Lola Lennox — the daughter of former Eurythmics front woman Annie Lennox — plans to release three more new songs this year

Sweet dreams are made of Lola Lennox.

On Saturday, the singer — who is the eldest daughter of former Eurythmics frontwoman Annie Lennox — dropped the ethereal music video for her new single “In the Wild,” which was inspired by past heartbreak.

“It was one of those toxic relationships where you love someone so much, but it’s wrong and you’re not meant to be together and you’re not happy in it,” Lennox, 30, tells PEOPLE. “In the song, the verses are depicting the suffocation of the relationship and being in this gritty, cityscape. And in the choruses, it’s going into, ‘Let’s go to the wild and into nature and let go of these complexities that we’ve somehow fallen into.'”

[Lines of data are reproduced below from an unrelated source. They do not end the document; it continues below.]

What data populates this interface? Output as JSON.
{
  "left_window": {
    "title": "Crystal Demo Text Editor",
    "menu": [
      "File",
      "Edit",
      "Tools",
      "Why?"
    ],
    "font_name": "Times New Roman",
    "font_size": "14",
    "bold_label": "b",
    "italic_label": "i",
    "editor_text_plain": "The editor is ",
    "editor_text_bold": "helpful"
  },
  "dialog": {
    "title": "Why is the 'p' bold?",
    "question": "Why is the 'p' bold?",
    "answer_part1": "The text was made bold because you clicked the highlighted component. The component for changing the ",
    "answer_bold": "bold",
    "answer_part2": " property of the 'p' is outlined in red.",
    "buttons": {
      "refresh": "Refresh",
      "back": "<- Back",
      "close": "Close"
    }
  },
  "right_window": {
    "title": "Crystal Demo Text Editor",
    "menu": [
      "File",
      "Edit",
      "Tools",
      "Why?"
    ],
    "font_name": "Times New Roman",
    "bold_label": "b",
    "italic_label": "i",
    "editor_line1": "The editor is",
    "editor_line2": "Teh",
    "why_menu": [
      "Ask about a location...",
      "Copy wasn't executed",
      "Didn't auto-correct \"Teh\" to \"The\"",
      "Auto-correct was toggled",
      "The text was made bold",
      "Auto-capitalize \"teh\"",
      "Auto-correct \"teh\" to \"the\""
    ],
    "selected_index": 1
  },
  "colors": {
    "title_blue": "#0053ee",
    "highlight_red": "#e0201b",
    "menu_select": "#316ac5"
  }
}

In the music video, Lennox brings the lyrics of her song to life by first being depicted doing a photoshoot in a studio in the middle of a concrete jungle. Soon after, she breaks away and sings in what looks like an actual jungle.

“I spent a few days mulling over inspiration and how to depict the story via visuals,” she says. “I knew that I wanted the studio to have this cold feel and go into this beautiful fantasy land, almost.”

Lola Lennox
Credit: Daniella Midenge

While the music video is certainly dreamy, Lennox jokes that the shoot for it was anything but.

“The shoot started at 3:00 a.m.,” she says. “I maybe had like two hours of sleep. We did a two-day shoot in one day, and it finished it around 9:30 p.m. with a small break in between. I just remember being pretty delirious at the same time as being so happy and so excited. It was hard work but so rewarding and so much fun.”

“In the Wild” is just the beginning for Lennox, who plans to release three more songs titled “Back at Wrong,” “LaLaLove Me” and “Pale” in the coming months before eventually putting out a full album.

Of the forthcoming new music, she says, “Some are upbeat, and some are intimate and more of a ballad.”

“I kind of go across the spectrum of feeling and emotion with the music I create,” Lennox says. “So I’m really excited to switch it up whenever I release new music.”

“There’s a thread, of course, of correlation,” she adds. “But as human beings we all have a spectrum of emotions and a spectrum of stories and things that we go through in life. So I want to cover all those bases.”

Lola Lennox
Lola Lennox
| Credit: Daniella Midenge

No matter what, though, there is one thing that remains consistent throughout all her songs: vulnerability.

“I think that’s the most potent way that you can really connect to listeners, is being very honest,” she says. “I love music that really comes from the heart and is a real window into somebody’s personal lives. I find that is the most touching, so I wouldn’t do anything other than that.”

Someone who knows a thing or two about showing vulnerability through music is Lennox’s mom, Annie, 65, whom she credits for teaching her that the “strongest thing is about connectivity and passion to what you do.”

“Like, having so much love for making something that it’s the best it can be and will inspire and touch people and maybe help people,” she explains. “She’s such a tuned in and inspired person.”

“She’s also just inspiring because her work ethic is so focused, and she’s so passionate about what she does,” she adds. “It really instilled a strong work ethic [in me] from a young age.”

RELATED VIDEO: How Annie Lennox Helped ‘Guide’ Daughter Lola Writing Songs & Singing for Discovery’s ‘Serengeti’

Lennox got her start singing at 8 years old, when she says she first started listening to Destiny’s Child and Lauryn Hill CDs.

“I was like, ‘Oh, I love this,’ ” she says. “At my school, there was a singing teacher, and I went to the singing teacher and I was just like, ‘Hey, I’d really love to learn with you.’ From there, I would have singing lessons once a week. I joined all the choirs, all the school plays, and I just got really, really immersed in music. It was my favorite thing to do.”

In August 2019, Lennox lent her voice and songwriting skills to the soundtrack for the BBC/Discovery TV docu-series, Serengeti, which gave each animal in the series its own song.

“It was amazing,” she says of the experience. “I’d never done music for screen. So, for me, it was really fun to mesh vocal singing to screen.”